Friday, March 21, 2003
Dept. of Civil Disobedience
San Francisco protesters sick over the war
When I heard that people in San Francisco were gathering to vomit to protest the war, this was my first thought:
My second thought was:
I gotta get in on this.
I decided to practice my vomiting in the cramped restroom on my Southwest flight from LA to the Bay Area. I downed several fistfuls of the tiny bottles of Absolut that the stewardess kept bringing me as fast as I could pour them down my throat. Then I slipped away to the rear of the aircraft and barricaded myself in the lavatory and thought about the war.
No vomit was forthcoming. Was I a warmonger? Last week I'd cursed out a protester who took a little too long crossing against a light on Hollywood Boulevard, but I had managed to refrain from smearing her under the tires of my SUV even though I couldn't catch the green.
So I waited ten minutes, availing myself of someone's abandoned three-week-old copy of People magazine with Ben and J-Lo on the cover. No dice even though the feature story on the impending celebrity power-nuptials contained multiple references to the pink diamond Ben gave to Jenny from the Block that is roughly the size of the entire South Bronx.
Other passengers grew impatient, no doubt straining under the pressure of pulsating bladders struggling to contain the lethal combination of free Cokes and single-serve bags of Chex Mix. But I was holding out for a little turbulence. Even the headache I developed from the pounding on the bathroom door by the cross-legged bargain-flying masses could not move me to sick.
I must really like war, I thought.
I conjured a breaking-news tableau where Dan Rather and Tom Brokaw detail the carnage wreaked by a bunker-buster mistakenly finding an orphanage. This made me sad, but my stomach was still cast-iron and unshakeable. Then I thought about the storied anchormen going at it like they're stuck in the corner booth with the town slut at last call after bragging to their buddies that they're going home with the next living thing that makes eye-contact.
A confusing collage of alcohol-fueled imagery, but no nausea. I was starting to feel mighty right-wing. I couldn't even puke on a cocktail of collateral damage and septuagenarian newsman homoerotica.
I slid open the lock on the restroom door and returned to my seat with the outdated People magazine. The rest of the flight was uneventful, but I did learn how Nicole Kidman spends her down time between movies. It involves knitting.

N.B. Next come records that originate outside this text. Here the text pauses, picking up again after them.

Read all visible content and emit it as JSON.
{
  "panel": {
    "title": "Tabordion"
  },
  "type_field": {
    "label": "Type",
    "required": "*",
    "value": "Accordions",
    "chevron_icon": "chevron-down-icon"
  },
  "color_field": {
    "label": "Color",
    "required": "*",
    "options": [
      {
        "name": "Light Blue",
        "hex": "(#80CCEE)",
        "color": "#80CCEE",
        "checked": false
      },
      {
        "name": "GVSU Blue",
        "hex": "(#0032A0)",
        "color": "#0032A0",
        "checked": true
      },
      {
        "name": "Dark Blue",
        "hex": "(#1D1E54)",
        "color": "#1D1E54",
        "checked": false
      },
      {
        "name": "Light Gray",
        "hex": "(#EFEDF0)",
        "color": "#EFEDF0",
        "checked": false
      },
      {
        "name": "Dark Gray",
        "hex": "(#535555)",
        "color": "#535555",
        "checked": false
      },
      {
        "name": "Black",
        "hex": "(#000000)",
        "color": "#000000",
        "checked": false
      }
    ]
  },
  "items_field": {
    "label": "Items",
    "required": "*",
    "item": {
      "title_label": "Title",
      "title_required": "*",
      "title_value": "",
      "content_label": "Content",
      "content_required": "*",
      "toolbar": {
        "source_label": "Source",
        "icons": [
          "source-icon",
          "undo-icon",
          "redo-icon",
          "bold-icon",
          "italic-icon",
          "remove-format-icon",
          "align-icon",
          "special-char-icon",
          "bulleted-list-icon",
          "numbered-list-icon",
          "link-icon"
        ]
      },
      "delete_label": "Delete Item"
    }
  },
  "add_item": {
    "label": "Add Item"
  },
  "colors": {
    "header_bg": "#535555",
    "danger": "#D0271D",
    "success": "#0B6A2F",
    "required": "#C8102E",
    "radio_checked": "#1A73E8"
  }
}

I knew that I would never join the stomach-voiding protest. I passed the time waiting for a standby flight back to LA in one of those airport watering holes with all of the characters from Cheers bronzed onto barstools for eternity, amiable sitcom golems willing to share a drink no matter where you're flying to. I put away beer after beer while watching that CNN night-vision war footage where the black sky is turned the same shade of green that the protesters had spilled on the San Francisco streets.
Somewhere around my tenth pint of Foster's, I joined the antiwar movement all over Cliff Claven's lap. Happy as always, the statue mailman raised his mug in a toast, though whether to war or to peace I can't say.